> **EXTRACTED MATERIAL**
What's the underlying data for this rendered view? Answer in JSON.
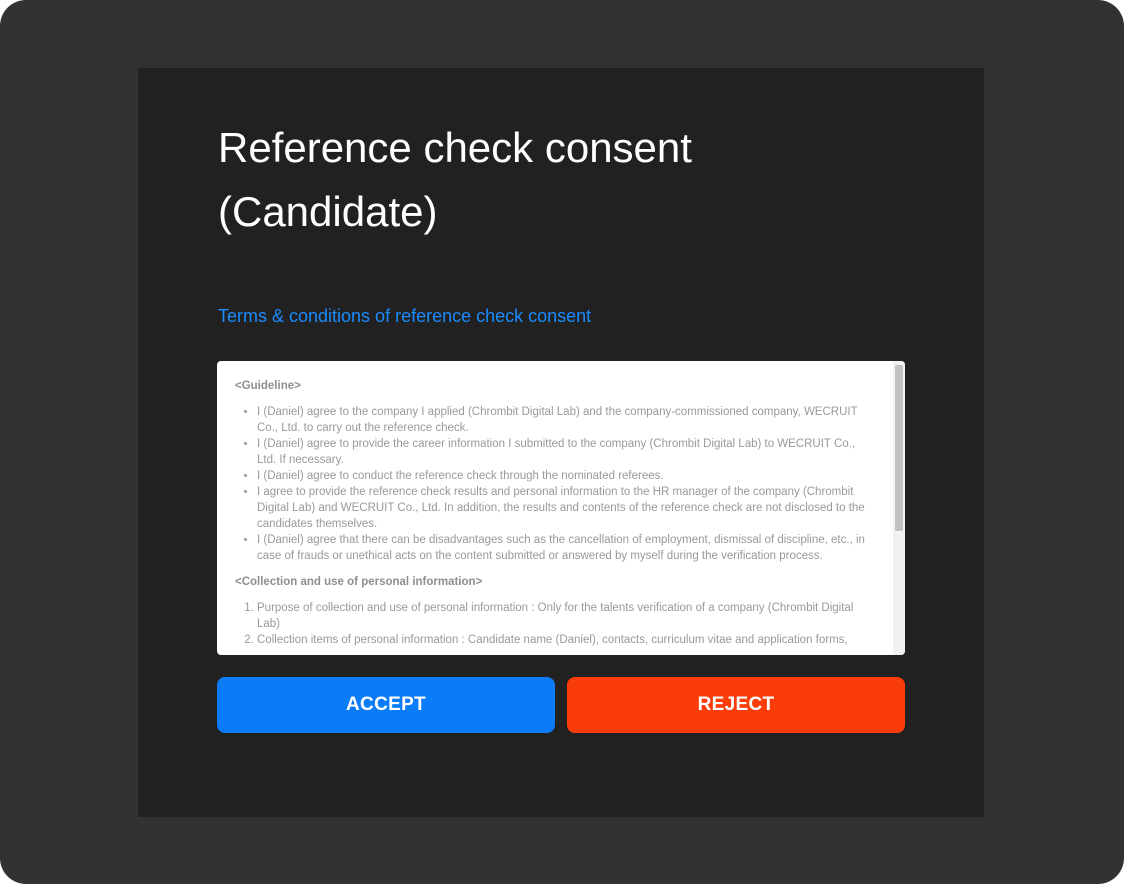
{
  "dialog": {
    "title_line1": "Reference check consent",
    "title_line2": "(Candidate)",
    "terms_link": "Terms & conditions of reference check consent"
  },
  "terms": {
    "guideline_heading": "<Guideline>",
    "guideline_items": [
      "I (Daniel) agree to the company I applied (Chrombit Digital Lab) and the company-commissioned company, WECRUIT Co., Ltd. to carry out the reference check.",
      "I (Daniel) agree to provide the career information I submitted to the company (Chrombit Digital Lab) to WECRUIT Co., Ltd. If necessary.",
      "I (Daniel) agree to conduct the reference check through the nominated referees.",
      "I agree to provide the reference check results and personal information to the HR manager of the company (Chrombit Digital Lab) and WECRUIT Co., Ltd. In addition, the results and contents of the reference check are not disclosed to the candidates themselves.",
      "I (Daniel) agree that there can be disadvantages such as the cancellation of employment, dismissal of discipline, etc., in case of frauds or unethical acts on the content submitted or answered by myself during the verification process."
    ],
    "collection_heading": "<Collection and use of personal information>",
    "collection_items": [
      "Purpose of collection and use of personal information : Only for the talents verification of a company (Chrombit Digital Lab)",
      "Collection items of personal information : Candidate name (Daniel), contacts, curriculum vitae and application forms,"
    ]
  },
  "buttons": {
    "accept": "ACCEPT",
    "reject": "REJECT"
  },
  "colors": {
    "outer_bg": "#323232",
    "panel_bg": "#212121",
    "link": "#1a8cff",
    "accept": "#0a7cf8",
    "reject": "#fa3c08"
  }
}
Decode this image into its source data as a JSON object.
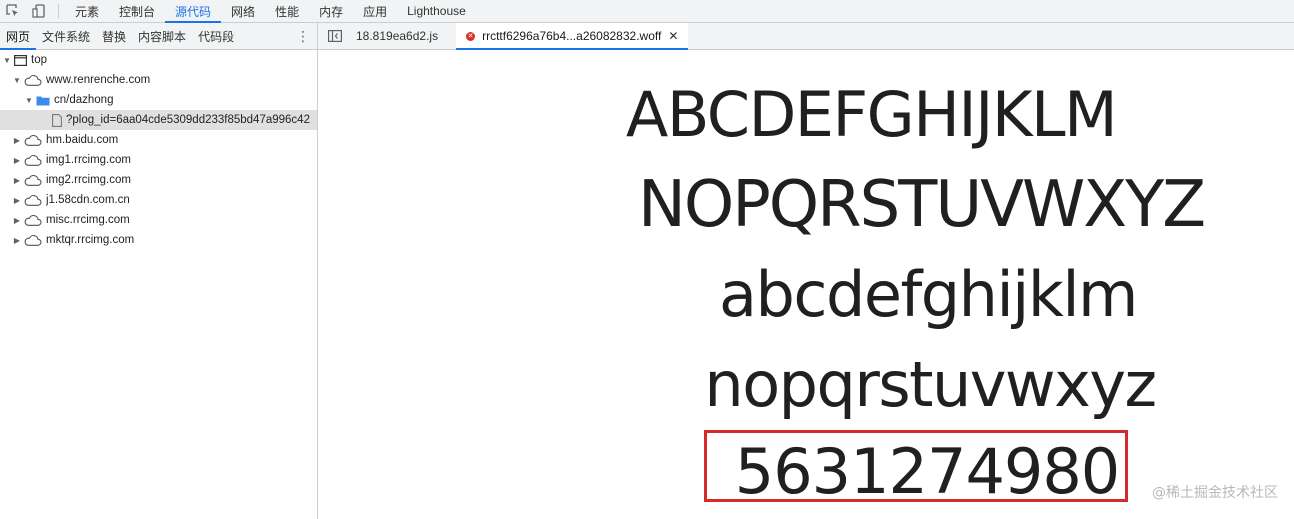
{
  "toolbar": {
    "tabs": [
      "元素",
      "控制台",
      "源代码",
      "网络",
      "性能",
      "内存",
      "应用",
      "Lighthouse"
    ],
    "active_tab_index": 2
  },
  "navigator": {
    "tabs": [
      "网页",
      "文件系统",
      "替换",
      "内容脚本",
      "代码段"
    ],
    "more_icon": "⋮",
    "tree": [
      {
        "label": "top"
      },
      {
        "label": "www.renrenche.com"
      },
      {
        "label": "cn/dazhong"
      },
      {
        "label": "?plog_id=6aa04cde5309dd233f85bd47a996c42"
      },
      {
        "label": "hm.baidu.com"
      },
      {
        "label": "img1.rrcimg.com"
      },
      {
        "label": "img2.rrcimg.com"
      },
      {
        "label": "j1.58cdn.com.cn"
      },
      {
        "label": "misc.rrcimg.com"
      },
      {
        "label": "mktqr.rrcimg.com"
      }
    ]
  },
  "editor": {
    "tabs": [
      {
        "label": "18.819ea6d2.js"
      },
      {
        "label": "rrcttf6296a76b4...a26082832.woff"
      }
    ],
    "close_glyph": "✕"
  },
  "preview": {
    "lines": [
      "ABCDEFGHIJKLM",
      "NOPQRSTUVWXYZ",
      "abcdefghijklm",
      "nopqrstuvwxyz",
      "5631274980"
    ],
    "highlight_color": "#d42a2a"
  },
  "watermark": "@稀土掘金技术社区",
  "colors": {
    "accent": "#1a73e8",
    "error": "#d93025",
    "selected_row": "#e0e0e0"
  }
}
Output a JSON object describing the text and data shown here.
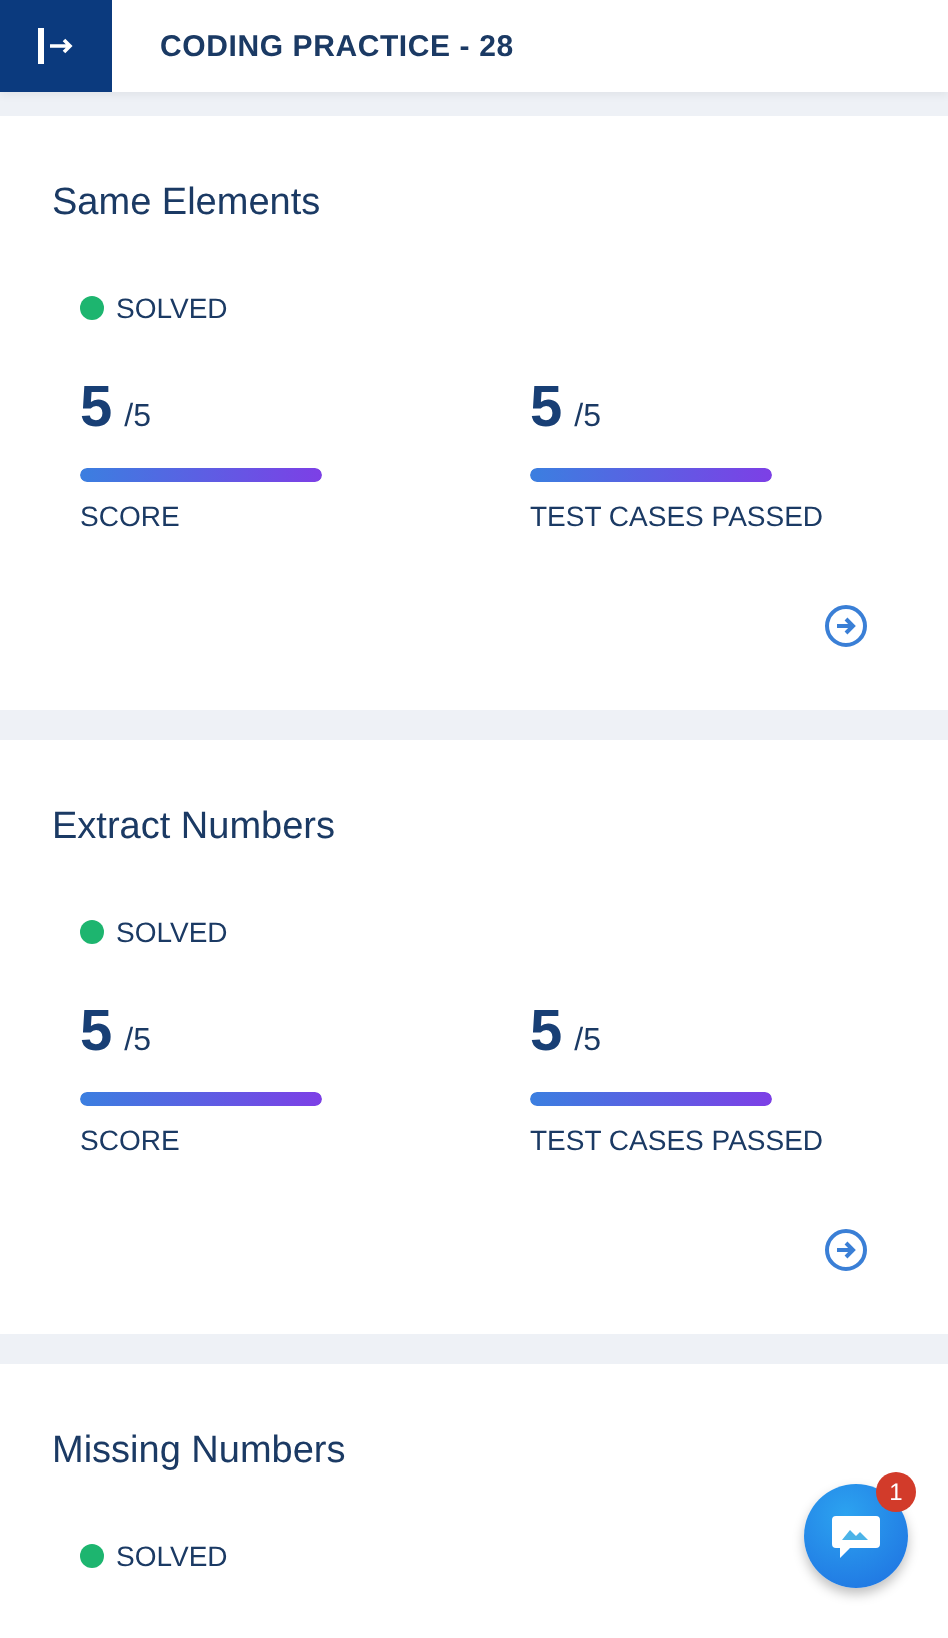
{
  "header": {
    "title": "CODING PRACTICE - 28"
  },
  "problems": [
    {
      "title": "Same Elements",
      "status": "SOLVED",
      "color": "#1db56f",
      "metrics": [
        {
          "value": "5",
          "total": "/5",
          "level": 1,
          "label": "SCORE"
        },
        {
          "value": "5",
          "total": "/5",
          "level": 1,
          "label": "TEST CASES PASSED"
        }
      ]
    },
    {
      "title": "Extract Numbers",
      "status": "SOLVED",
      "color": "#1db56f",
      "metrics": [
        {
          "value": "5",
          "total": "/5",
          "level": 1,
          "label": "SCORE"
        },
        {
          "value": "5",
          "total": "/5",
          "level": 1,
          "label": "TEST CASES PASSED"
        }
      ]
    },
    {
      "title": "Missing Numbers",
      "status": "SOLVED",
      "color": "#1db56f"
    }
  ],
  "chat": {
    "badge": "1"
  }
}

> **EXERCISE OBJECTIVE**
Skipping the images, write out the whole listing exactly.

> **TASK RESPONSE**
What's the underlying data for this rendered view? Answer in JSON.
{
  "dialog": {
    "title_line1": "Reference check consent",
    "title_line2": "(Candidate)",
    "terms_link": "Terms & conditions of reference check consent"
  },
  "terms": {
    "guideline_heading": "<Guideline>",
    "guideline_items": [
      "I (Daniel) agree to the company I applied (Chrombit Digital Lab) and the company-commissioned company, WECRUIT Co., Ltd. to carry out the reference check.",
      "I (Daniel) agree to provide the career information I submitted to the company (Chrombit Digital Lab) to WECRUIT Co., Ltd. If necessary.",
      "I (Daniel) agree to conduct the reference check through the nominated referees.",
      "I agree to provide the reference check results and personal information to the HR manager of the company (Chrombit Digital Lab) and WECRUIT Co., Ltd. In addition, the results and contents of the reference check are not disclosed to the candidates themselves.",
      "I (Daniel) agree that there can be disadvantages such as the cancellation of employment, dismissal of discipline, etc., in case of frauds or unethical acts on the content submitted or answered by myself during the verification process."
    ],
    "collection_heading": "<Collection and use of personal information>",
    "collection_items": [
      "Purpose of collection and use of personal information : Only for the talents verification of a company (Chrombit Digital Lab)",
      "Collection items of personal information : Candidate name (Daniel), contacts, curriculum vitae and application forms,"
    ]
  },
  "buttons": {
    "accept": "ACCEPT",
    "reject": "REJECT"
  },
  "colors": {
    "outer_bg": "#323232",
    "panel_bg": "#212121",
    "link": "#1a8cff",
    "accept": "#0a7cf8",
    "reject": "#fa3c08"
  }
}
Decode this image into its source data as a JSON object.
{
  "toolbar": {
    "tabs": [
      "元素",
      "控制台",
      "源代码",
      "网络",
      "性能",
      "内存",
      "应用",
      "Lighthouse"
    ],
    "active_tab_index": 2
  },
  "navigator": {
    "tabs": [
      "网页",
      "文件系统",
      "替换",
      "内容脚本",
      "代码段"
    ],
    "more_icon": "⋮",
    "tree": [
      {
        "label": "top"
      },
      {
        "label": "www.renrenche.com"
      },
      {
        "label": "cn/dazhong"
      },
      {
        "label": "?plog_id=6aa04cde5309dd233f85bd47a996c42"
      },
      {
        "label": "hm.baidu.com"
      },
      {
        "label": "img1.rrcimg.com"
      },
      {
        "label": "img2.rrcimg.com"
      },
      {
        "label": "j1.58cdn.com.cn"
      },
      {
        "label": "misc.rrcimg.com"
      },
      {
        "label": "mktqr.rrcimg.com"
      }
    ]
  },
  "editor": {
    "tabs": [
      {
        "label": "18.819ea6d2.js"
      },
      {
        "label": "rrcttf6296a76b4...a26082832.woff"
      }
    ],
    "close_glyph": "✕"
  },
  "preview": {
    "lines": [
      "ABCDEFGHIJKLM",
      "NOPQRSTUVWXYZ",
      "abcdefghijklm",
      "nopqrstuvwxyz",
      "5631274980"
    ],
    "highlight_color": "#d42a2a"
  },
  "watermark": "@稀土掘金技术社区",
  "colors": {
    "accent": "#1a73e8",
    "error": "#d93025",
    "selected_row": "#e0e0e0"
  }
}
Output a JSON object describing the text and data shown here.
{
  "header": {
    "title": "CODING PRACTICE - 28"
  },
  "problems": [
    {
      "title": "Same Elements",
      "status": "SOLVED",
      "color": "#1db56f",
      "metrics": [
        {
          "value": "5",
          "total": "/5",
          "level": 1,
          "label": "SCORE"
        },
        {
          "value": "5",
          "total": "/5",
          "level": 1,
          "label": "TEST CASES PASSED"
        }
      ]
    },
    {
      "title": "Extract Numbers",
      "status": "SOLVED",
      "color": "#1db56f",
      "metrics": [
        {
          "value": "5",
          "total": "/5",
          "level": 1,
          "label": "SCORE"
        },
        {
          "value": "5",
          "total": "/5",
          "level": 1,
          "label": "TEST CASES PASSED"
        }
      ]
    },
    {
      "title": "Missing Numbers",
      "status": "SOLVED",
      "color": "#1db56f"
    }
  ],
  "chat": {
    "badge": "1"
  }
}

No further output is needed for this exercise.